### TASK PROMPT
Please find all lines in the data that hold the string "OricLabs" and copy them.

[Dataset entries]
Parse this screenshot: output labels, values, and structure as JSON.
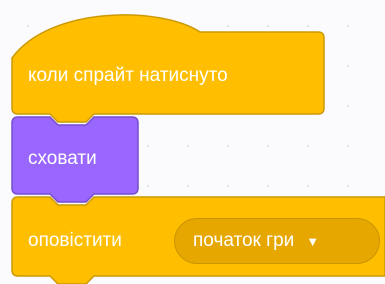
{
  "blocks": {
    "hat": {
      "label": "коли спрайт натиснуто",
      "color": "#ffbf00",
      "border": "#cc9900",
      "category": "events"
    },
    "hide": {
      "label": "сховати",
      "color": "#9966ff",
      "border": "#774dcb",
      "category": "looks"
    },
    "broadcast": {
      "label": "оповістити",
      "color": "#ffbf00",
      "border": "#cc9900",
      "category": "events",
      "message": {
        "value": "початок гри",
        "icon": "dropdown-arrow-icon"
      }
    }
  }
}
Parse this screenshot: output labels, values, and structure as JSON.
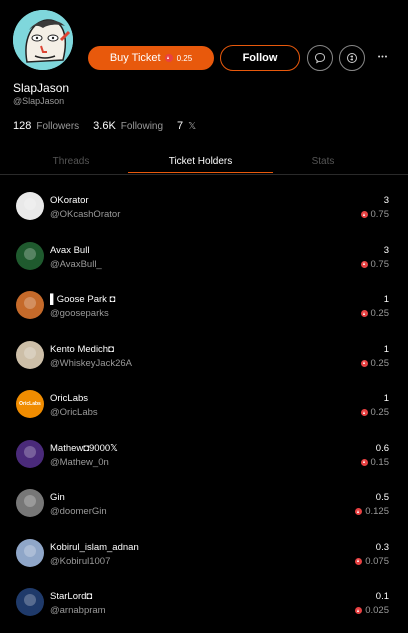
{
  "profile": {
    "name": "SlapJason",
    "handle": "@SlapJason",
    "followers_count": "128",
    "followers_label": "Followers",
    "following_count": "3.6K",
    "following_label": "Following",
    "x_count": "7",
    "x_glyph": "𝕏"
  },
  "actions": {
    "buy_label": "Buy Ticket",
    "buy_price": "0.25",
    "follow_label": "Follow",
    "more_glyph": "•••"
  },
  "tabs": [
    {
      "label": "Threads",
      "active": false
    },
    {
      "label": "Ticket Holders",
      "active": true
    },
    {
      "label": "Stats",
      "active": false
    }
  ],
  "holders": [
    {
      "name": "OKorator",
      "handle": "@OKcashOrator",
      "qty": "3",
      "value": "0.75",
      "avatar_color": "#e9e9e9"
    },
    {
      "name": "Avax Bull",
      "handle": "@AvaxBull_",
      "qty": "3",
      "value": "0.75",
      "avatar_color": "#1f5a2e"
    },
    {
      "name": "▌Goose Park ◘",
      "handle": "@gooseparks",
      "qty": "1",
      "value": "0.25",
      "avatar_color": "#c56a2a"
    },
    {
      "name": "Kento Medich◘",
      "handle": "@WhiskeyJack26A",
      "qty": "1",
      "value": "0.25",
      "avatar_color": "#cdbfa8"
    },
    {
      "name": "OricLabs",
      "handle": "@OricLabs",
      "qty": "1",
      "value": "0.25",
      "avatar_color": "#f08c00",
      "avatar_text": "OricLabs"
    },
    {
      "name": "Mathew◘9000𝕏",
      "handle": "@Mathew_0n",
      "qty": "0.6",
      "value": "0.15",
      "avatar_color": "#4a2a7a"
    },
    {
      "name": "Gin",
      "handle": "@doomerGin",
      "qty": "0.5",
      "value": "0.125",
      "avatar_color": "#777777"
    },
    {
      "name": "Kobirul_islam_adnan",
      "handle": "@Kobirul1007",
      "qty": "0.3",
      "value": "0.075",
      "avatar_color": "#8fa6c8"
    },
    {
      "name": "StarLord◘",
      "handle": "@arnabpram",
      "qty": "0.1",
      "value": "0.025",
      "avatar_color": "#1f3a6a"
    }
  ],
  "colors": {
    "accent": "#e8590c",
    "avax": "#e84142",
    "background": "#000000",
    "muted_text": "#9a9a9a"
  }
}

### OUTPUT FOR THIS EXERCISE
      "name": "OricLabs",
      "handle": "@OricLabs",
      "avatar_text": "OricLabs"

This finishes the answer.